Clutter can creep into our lives on many different levels. Understanding why you allow it into your life, however, can help you get rid of it. We look at different types of clutter and how you can free yourself of the mess.
Clutter enters our lives on a daily basis, so getting rid of it is also something that we need to concentrate on daily. Holding out for a big spring clean can be quite unrealistic in terms of time and effort, so focus on small achievements, such as filing your mail once a week and cleaning up the living room every night before going to bed.
‘We come into this world with nothing and we will leave with nothing, yet we spend our whole lives accumulating stuff,’ explains life coach Liesl Saayman. She has a golden rule for all material items that we hang on to: if you haven’t used, worn, picked up or even thought about it during the past year, it must go.
‘People often find it difficult to let go of physical possessions as they reason that they worked hard to get it in the first place,’ says Liesl. The idea is not to look at your stuff as ‘possessions’ but as things that you have stewardship over: once you no longer have use for them, it is time to pass them on to someone who needs it or can use them.
Getting rid of your stuff will require a commitment from you. People often start a clean-up of the garage or the children’s playroom and end up simply moving stuff around the house without accomplishing any actual decluttering. Liesl advises contacting a charity when planning your clean-up and committing yourself to delivering a certain number of items to them. This will give you both a purpose and a deadline.
Emotional clutter refers to any negative emotion that we hang on to regardless of its validity. ‘It can be something so small – a remark by a former teacher or an ex-boyfriend or girlfriend – that then develops into a negative belief about yourself,’ says Liesl.
A good example of emotional clutter is the long feud between the Montague and Capulet families in Shakespeare’s Romeo and Juliet, essentially ‘I don’t remember why I am so angry at your family, but I remember that I am and therefore I live my life accordingly.’
Meditating and practising mindfulness will help you stand back from emotional clutter and find calmness. Taking deep, rhythmic breaths also has a calming effect on the mind. ‘Imagine your mind as an eye that’s underwater, staring up at the turbulent waves washing over it,’ says Liesl. ‘Your mind should be like an anchor, unaffected by any movements beyond its reach.’

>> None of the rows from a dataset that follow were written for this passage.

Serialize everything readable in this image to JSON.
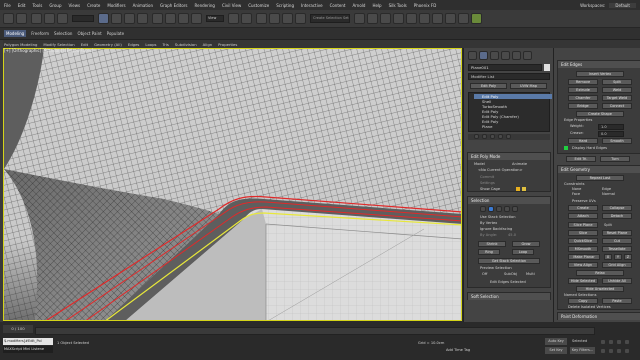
{
  "menubar": {
    "items": [
      "File",
      "Edit",
      "Tools",
      "Group",
      "Views",
      "Create",
      "Modifiers",
      "Animation",
      "Graph Editors",
      "Rendering",
      "Civil View",
      "Customize",
      "Scripting",
      "Interactive",
      "Content",
      "Arnold",
      "Help",
      "Silk Tools",
      "Phoenix FD"
    ],
    "workspaces_label": "Workspaces:",
    "workspace_value": "Default"
  },
  "toolbar": {
    "selection_set_placeholder": "Create Selection Set",
    "view_dropdown": "View"
  },
  "ribbon": {
    "tabs": [
      "Modeling",
      "Freeform",
      "Selection",
      "Object Paint",
      "Populate"
    ],
    "active_tab": "Modeling",
    "groups": [
      "Polygon Modeling",
      "Modify Selection",
      "Edit",
      "Geometry (All)",
      "Edges",
      "Loops",
      "Tris",
      "Subdivision",
      "Align",
      "Properties"
    ]
  },
  "viewport": {
    "label": "[+] [Orthographic] [Standard] [Edged Faces]"
  },
  "cmd": {
    "object_name": "Plane001",
    "modifier_list": "Modifier List",
    "stack": [
      "Edit Poly",
      "Shell",
      "TurboSmooth",
      "Edit Poly",
      "Edit Poly (Chamfer)",
      "Edit Poly",
      "Plane"
    ],
    "selected_index": 0,
    "btn_edit_poly": "Edit Poly",
    "btn_uvw_map": "UVW Map",
    "edit_poly_mode": "Edit Poly Mode",
    "model": "Model",
    "animate": "Animate",
    "no_current_op": "<No Current Operation>",
    "commit": "Commit",
    "settings": "Settings",
    "cancel": "Cancel",
    "show_cage": "Show Cage",
    "selection": "Selection",
    "use_stack_selection": "Use Stack Selection",
    "by_vertex": "By Vertex",
    "ignore_backfacing": "Ignore Backfacing",
    "by_angle": "By Angle:",
    "by_angle_val": "45.0",
    "shrink": "Shrink",
    "grow": "Grow",
    "ring": "Ring",
    "loop": "Loop",
    "get_stack_selection": "Get Stack Selection",
    "preview_selection": "Preview Selection",
    "off": "Off",
    "subobj": "SubObj",
    "multi": "Multi",
    "edit_edges_selected": "Edit Edges Selected",
    "soft_selection": "Soft Selection"
  },
  "side": {
    "edit_edges": "Edit Edges",
    "insert_vertex": "Insert Vertex",
    "remove": "Remove",
    "split": "Split",
    "extrude": "Extrude",
    "weld": "Weld",
    "chamfer": "Chamfer",
    "target_weld": "Target Weld",
    "bridge": "Bridge",
    "connect": "Connect",
    "create_shape": "Create Shape",
    "edge_properties": "Edge Properties",
    "weight": "Weight:",
    "weight_val": "1.0",
    "crease": "Crease:",
    "crease_val": "0.0",
    "hard": "Hard",
    "smooth": "Smooth",
    "display_hard_edges": "Display Hard Edges",
    "edit_tri": "Edit Tri.",
    "turn": "Turn",
    "edit_geometry": "Edit Geometry",
    "repeat_last": "Repeat Last",
    "constraints": "Constraints",
    "none": "None",
    "edge": "Edge",
    "face": "Face",
    "normal": "Normal",
    "preserve_uvs": "Preserve UVs",
    "create": "Create",
    "collapse": "Collapse",
    "attach": "Attach",
    "detach": "Detach",
    "slice_plane": "Slice Plane",
    "split2": "Split",
    "slice": "Slice",
    "reset_plane": "Reset Plane",
    "quickslice": "QuickSlice",
    "cut": "Cut",
    "msmooth": "MSmooth",
    "tessellate": "Tessellate",
    "make_planar": "Make Planar",
    "x": "X",
    "y": "Y",
    "z": "Z",
    "view_align": "View Align",
    "grid_align": "Grid Align",
    "relax": "Relax",
    "hide_selected": "Hide Selected",
    "unhide_all": "Unhide All",
    "hide_unselected": "Hide Unselected",
    "named_selections": "Named Selections",
    "copy": "Copy",
    "paste": "Paste",
    "delete_isolated": "Delete Isolated Vertices",
    "paint_deformation": "Paint Deformation"
  },
  "status": {
    "frame": "0 / 100",
    "objects_selected": "1 Object Selected",
    "script_line1": "$.modifiers[#Edit_Pol",
    "script_line2": "MAXScript Mini Listene",
    "grid": "Grid = 10.0cm",
    "add_time_tag": "Add Time Tag",
    "auto_key": "Auto Key",
    "selected": "Selected",
    "set_key": "Set Key",
    "key_filters": "Key Filters..."
  }
}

How often do you agree to things that you don’t really want to do? Do you serve on school committees because you really believe in the cause or do you do it just to look involved?
‘By all means, get involved if you feel passionate about a cause, but before you say ‘yes’ to something, think about why,’ explains Liesl. ‘Don’t clutter your days with mindless activities that leave you feeling frustrated, exhausted and empty. Your time is valuable, so use it wisely.’
To get rid of time clutter, you will have to identify the things that are most important to you and that you want to focus your time and energy on. It can be your children, your work or a specific goal, such as finishing your studies. Write down your top five priorities, then start eliminating the obstacles between you and what you are passionate about.